● WORK REQUIRED:
The pictures do not belong in the copy. Restate all of the records word for word.

RECORDS FOR THIS TASK START

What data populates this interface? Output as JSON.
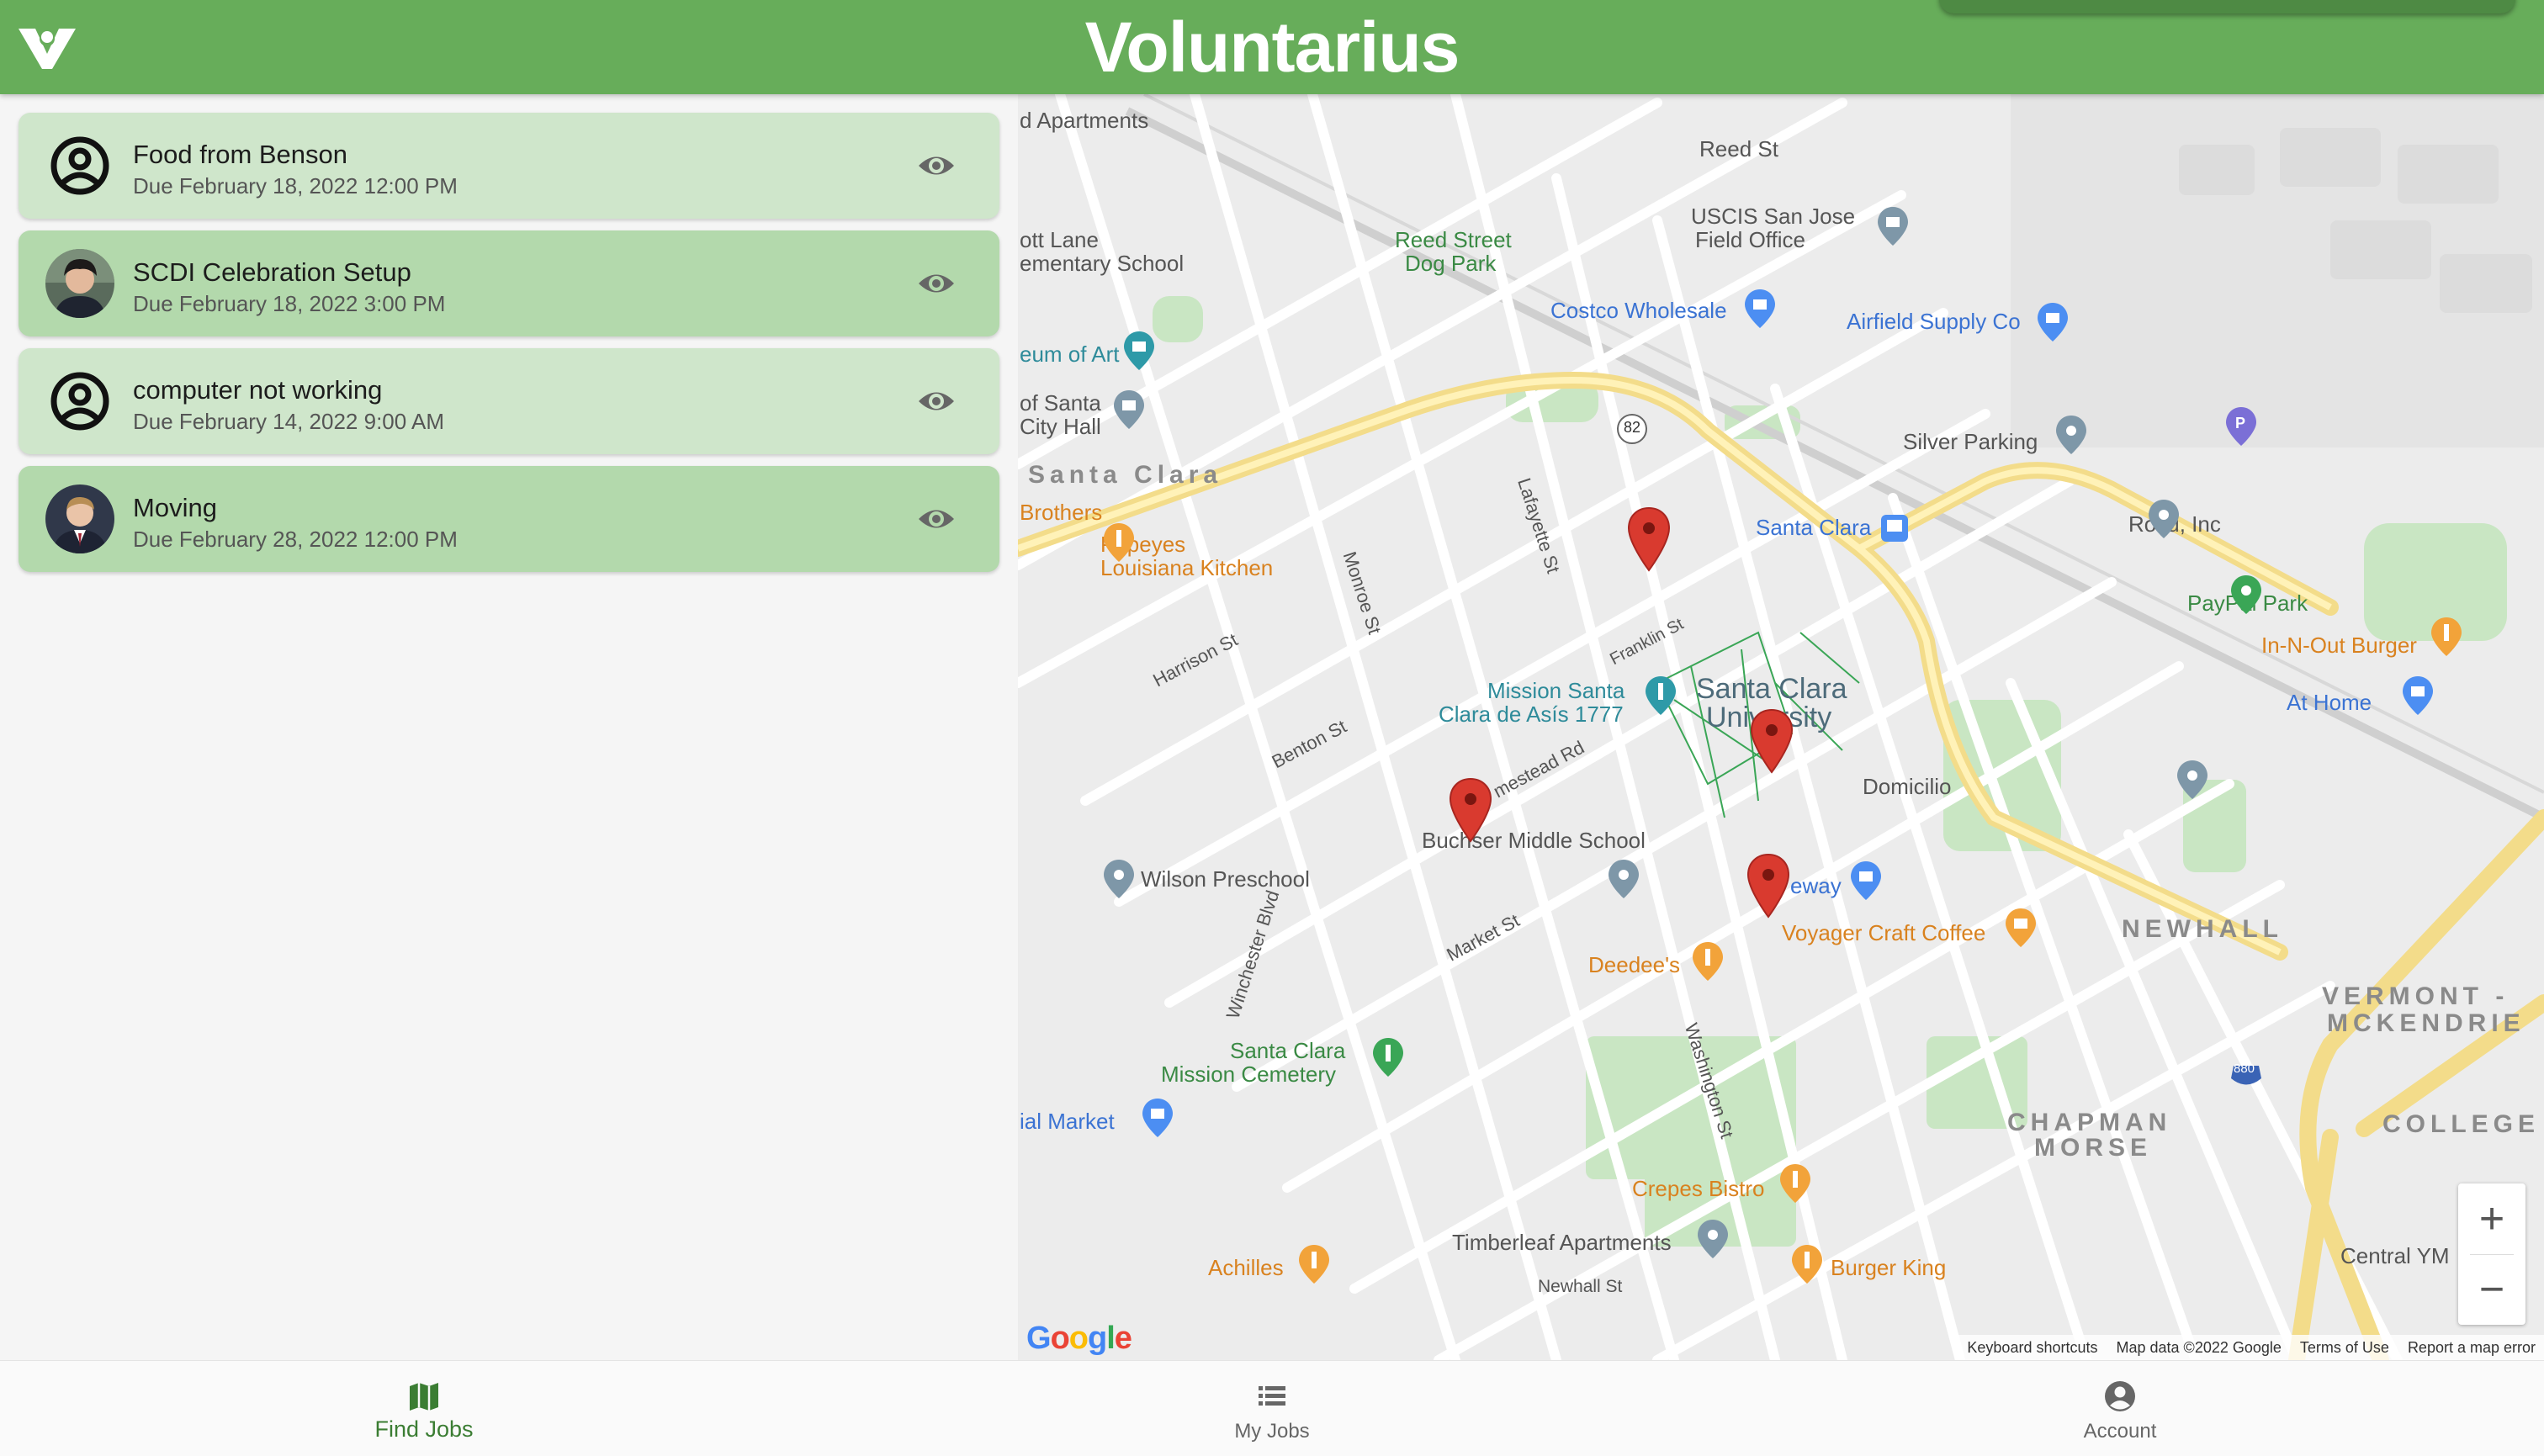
{
  "app": {
    "title": "Voluntarius"
  },
  "jobs": [
    {
      "title": "Food from Benson",
      "due": "Due February 18, 2022 12:00 PM",
      "avatar": "person-outline"
    },
    {
      "title": "SCDI Celebration Setup",
      "due": "Due February 18, 2022 3:00 PM",
      "avatar": "photo"
    },
    {
      "title": "computer not working",
      "due": "Due February 14, 2022 9:00 AM",
      "avatar": "person-outline"
    },
    {
      "title": "Moving",
      "due": "Due February 28, 2022 12:00 PM",
      "avatar": "photo"
    }
  ],
  "map": {
    "labels": {
      "apartments": "d Apartments",
      "reed_st": "Reed St",
      "uscis": "USCIS San Jose Field Office",
      "uscis_1": "USCIS San Jose",
      "uscis_2": "Field Office",
      "elementary_1": "ott Lane",
      "elementary_2": "ementary School",
      "dog_park_1": "Reed Street",
      "dog_park_2": "Dog Park",
      "costco": "Costco Wholesale",
      "airfield": "Airfield Supply Co",
      "museum": "eum of Art",
      "city_hall_1": "of Santa",
      "city_hall_2": "City Hall",
      "silver_parking": "Silver Parking",
      "santa_clara_district": "Santa Clara",
      "brothers": "Brothers",
      "popeyes_1": "Popeyes",
      "popeyes_2": "Louisiana Kitchen",
      "santa_clara_station": "Santa Clara",
      "roku": "Roku, Inc",
      "paypal_park": "PayPal Park",
      "in_n_out": "In-N-Out Burger",
      "at_home": "At Home",
      "mission_1": "Mission Santa",
      "mission_2": "Clara de Asís 1777",
      "scu_1": "Santa Clara",
      "scu_2": "University",
      "domicilio": "Domicilio",
      "buchser": "Buchser Middle School",
      "wilson": "Wilson Preschool",
      "safeway": "eway",
      "voyager": "Voyager Craft Coffee",
      "newhall_district": "NEWHALL",
      "deedees": "Deedee's",
      "vermont": "VERMONT -",
      "mckendrie": "MCKENDRIE",
      "cemetery_1": "Santa Clara",
      "cemetery_2": "Mission Cemetery",
      "market": "ial Market",
      "chapman": "CHAPMAN",
      "morse": "MORSE",
      "college": "COLLEGE",
      "crepes": "Crepes Bistro",
      "timberleaf": "Timberleaf Apartments",
      "achilles": "Achilles",
      "burger_king": "Burger King",
      "newhall_st": "Newhall St",
      "central": "Central YM",
      "monroe": "Monroe St",
      "lafayette": "Lafayette St",
      "harrison": "Harrison St",
      "benton": "Benton St",
      "market_st": "Market St",
      "washington": "Washington St",
      "homestead": "mestead Rd",
      "franklin": "Franklin St",
      "winchester": "Winchester Blvd",
      "hw82": "82",
      "i880": "880"
    },
    "attribution": {
      "keyboard": "Keyboard shortcuts",
      "data": "Map data ©2022 Google",
      "terms": "Terms of Use",
      "report": "Report a map error"
    },
    "google_logo": "Google",
    "zoom_in": "+",
    "zoom_out": "−"
  },
  "nav": [
    {
      "label": "Find Jobs",
      "icon": "map-icon",
      "active": true
    },
    {
      "label": "My Jobs",
      "icon": "list-icon",
      "active": false
    },
    {
      "label": "Account",
      "icon": "account-circle-icon",
      "active": false
    }
  ],
  "colors": {
    "header": "#67ad5a",
    "card_light": "#cfe6cb",
    "card_dark": "#b3d9ac",
    "pin": "#d93a2f",
    "nav_active": "#3b7d33"
  }
}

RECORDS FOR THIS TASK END

● EXERCISE OUTPUT:
What data populates this interface? Output as JSON.
{
  "app": {
    "title": "Voluntarius"
  },
  "jobs": [
    {
      "title": "Food from Benson",
      "due": "Due February 18, 2022 12:00 PM",
      "avatar": "person-outline"
    },
    {
      "title": "SCDI Celebration Setup",
      "due": "Due February 18, 2022 3:00 PM",
      "avatar": "photo"
    },
    {
      "title": "computer not working",
      "due": "Due February 14, 2022 9:00 AM",
      "avatar": "person-outline"
    },
    {
      "title": "Moving",
      "due": "Due February 28, 2022 12:00 PM",
      "avatar": "photo"
    }
  ],
  "map": {
    "labels": {
      "apartments": "d Apartments",
      "reed_st": "Reed St",
      "uscis": "USCIS San Jose Field Office",
      "uscis_1": "USCIS San Jose",
      "uscis_2": "Field Office",
      "elementary_1": "ott Lane",
      "elementary_2": "ementary School",
      "dog_park_1": "Reed Street",
      "dog_park_2": "Dog Park",
      "costco": "Costco Wholesale",
      "airfield": "Airfield Supply Co",
      "museum": "eum of Art",
      "city_hall_1": "of Santa",
      "city_hall_2": "City Hall",
      "silver_parking": "Silver Parking",
      "santa_clara_district": "Santa Clara",
      "brothers": "Brothers",
      "popeyes_1": "Popeyes",
      "popeyes_2": "Louisiana Kitchen",
      "santa_clara_station": "Santa Clara",
      "roku": "Roku, Inc",
      "paypal_park": "PayPal Park",
      "in_n_out": "In-N-Out Burger",
      "at_home": "At Home",
      "mission_1": "Mission Santa",
      "mission_2": "Clara de Asís 1777",
      "scu_1": "Santa Clara",
      "scu_2": "University",
      "domicilio": "Domicilio",
      "buchser": "Buchser Middle School",
      "wilson": "Wilson Preschool",
      "safeway": "eway",
      "voyager": "Voyager Craft Coffee",
      "newhall_district": "NEWHALL",
      "deedees": "Deedee's",
      "vermont": "VERMONT -",
      "mckendrie": "MCKENDRIE",
      "cemetery_1": "Santa Clara",
      "cemetery_2": "Mission Cemetery",
      "market": "ial Market",
      "chapman": "CHAPMAN",
      "morse": "MORSE",
      "college": "COLLEGE",
      "crepes": "Crepes Bistro",
      "timberleaf": "Timberleaf Apartments",
      "achilles": "Achilles",
      "burger_king": "Burger King",
      "newhall_st": "Newhall St",
      "central": "Central YM",
      "monroe": "Monroe St",
      "lafayette": "Lafayette St",
      "harrison": "Harrison St",
      "benton": "Benton St",
      "market_st": "Market St",
      "washington": "Washington St",
      "homestead": "mestead Rd",
      "franklin": "Franklin St",
      "winchester": "Winchester Blvd",
      "hw82": "82",
      "i880": "880"
    },
    "attribution": {
      "keyboard": "Keyboard shortcuts",
      "data": "Map data ©2022 Google",
      "terms": "Terms of Use",
      "report": "Report a map error"
    },
    "google_logo": "Google",
    "zoom_in": "+",
    "zoom_out": "−"
  },
  "nav": [
    {
      "label": "Find Jobs",
      "icon": "map-icon",
      "active": true
    },
    {
      "label": "My Jobs",
      "icon": "list-icon",
      "active": false
    },
    {
      "label": "Account",
      "icon": "account-circle-icon",
      "active": false
    }
  ],
  "colors": {
    "header": "#67ad5a",
    "card_light": "#cfe6cb",
    "card_dark": "#b3d9ac",
    "pin": "#d93a2f",
    "nav_active": "#3b7d33"
  }
}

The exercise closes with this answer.